Turkish sociologist says Ankara is against Kurds, not terrorism
ERBIL - Renowned author and sociologist İsmail Beşikçi told Kurdistan 24 on Wednesday that, although Turkey claims it is not against ethnic Kurds, it is in reality opposed to Kurdish accomplishment and intends to actively decrease the Kurdish population in northern Syria.
Beşikçi, who spent over 17 years in a Turkish jail for advocating for Kurdish rights in Turkey, made the comments during a seminar at the University of Kurdistan Hewler (UKH), located in the capital of the Kurdistan Region.
“Turkey’s official policy was that the Kurds should not have any achievements during the developments in Syria,” he said.
On Oct. 9, Ankara launched its “Operation Peace Spring” in northern Syria against the Kurdish-led Syrian Democratic Forces (SDF). Ankara considers a key component of the SDF, the Kurdish People’s Protection Units (YPG), to be the Syrian branch of the Kurdistan Worker’s Party (PKK) and designates both as terrorist organizations. The SDF denies links to the PKK and has accused Turkey of cooperating with the Islamic State.
The PKK is an armed group formed by Kurds in Turkey after decades of state repression to fight for expanded rights and has fought in a decades-long conflict with the Turkish military.
“The argument that Turkey uses is that ‘we do not have an issue with the Kurds; we have issues with terror. There is an attempt to establish a terror state [in northern Syria, and we [Turkey] want to preserve Syria’s territorial unity,’” said Beşikçi.
“But in reality, they are doing exactly the opposite,” he said.
“When we look at the time when they occupied Afrin, they did similar actions to what they did with replacement of city mayors in Kurdish cities of Turkey with trustees. Through a political authority, they replaced Kurdish leaders in Afrin with appointees, and they immediately shut down [the] Ahmad Khani institution and other centers which work for Kurdish culture.”

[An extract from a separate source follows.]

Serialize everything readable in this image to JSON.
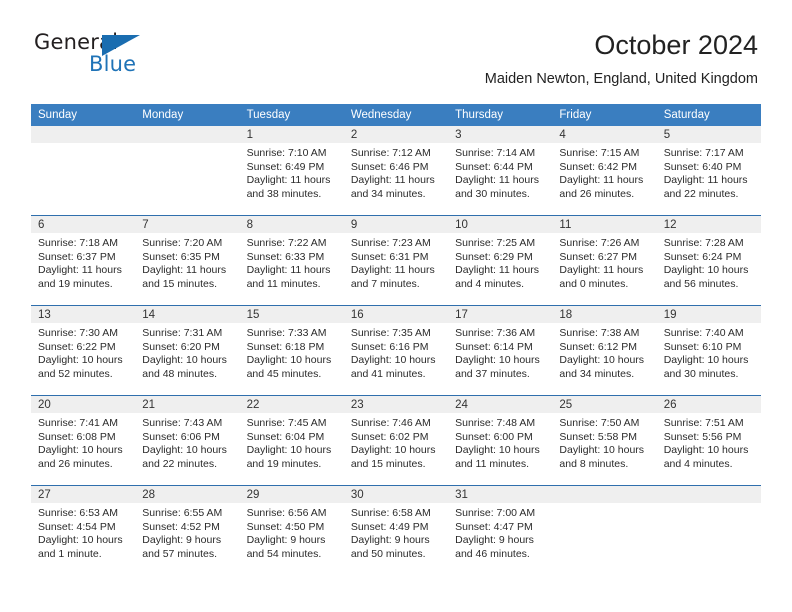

He continued, “In general, there is a paradox between what Turkey says and what Turkey does. Their actions indicate that they are against Kurds because they have banned [the] Kurdish language and Kurdish education and prevented any cultural activity that the Kurdish people want to conduct.”
“After Afrin was occupied in 2018, Turkey turned towards eastern Euphrates and planned for a 30-km deep zone. But that was not a common interest of Russia and the United States of America. Therefore, Turkey was not able to immediately realize its plans,” he said, adding that the Kurdish areas “were occupied, the language was banned, and the names of Kurdish neighborhoods were changed. Turkey is focusing on a Turkish curriculum in areas they have occupied.”
“Hafez Assad tried to change the demography of northern Syria,” he said, referring to the former Syrian leader and father of the current president, Bashar al-Assad. “There were other attempts, too. And today, Turkey wants to complete what Hafez Assad, Nureddin al-Atassi, and others could not finish.”
Beşikçi told Kurdistan 24 after the seminar that Kurdish parties must make concessions in order to jointly work together for Kurdistan. “The Kurds are trying to preserve their Kurdish identity, and for that, they must make concessions to each other, and not for Syria, Iraq or Iran.”
Cengiz Candar, a Distinguished Visiting Scholar at Stockholm University Institute for Turkish Studies (SUITS), told Kurdistan 24 on Nov. 19 that Turkish officials are not being honest when they say that they are not against Kurds, but only against terrorism.
“So, why you are fighting with the Kurdish language then? Is [the] Kurdish language terrorism? Let us be very serious and sincere.”
“The way to do it to resolve the Kurdish question [is] to recognize that Kurds have rights and how those rights have to be implemented. You have to speak at least with their elected representatives,” he said.
Turkey, he argued, “should stop these kinds of practices and go back to the negotiation table.”
Editing by John J. Catherine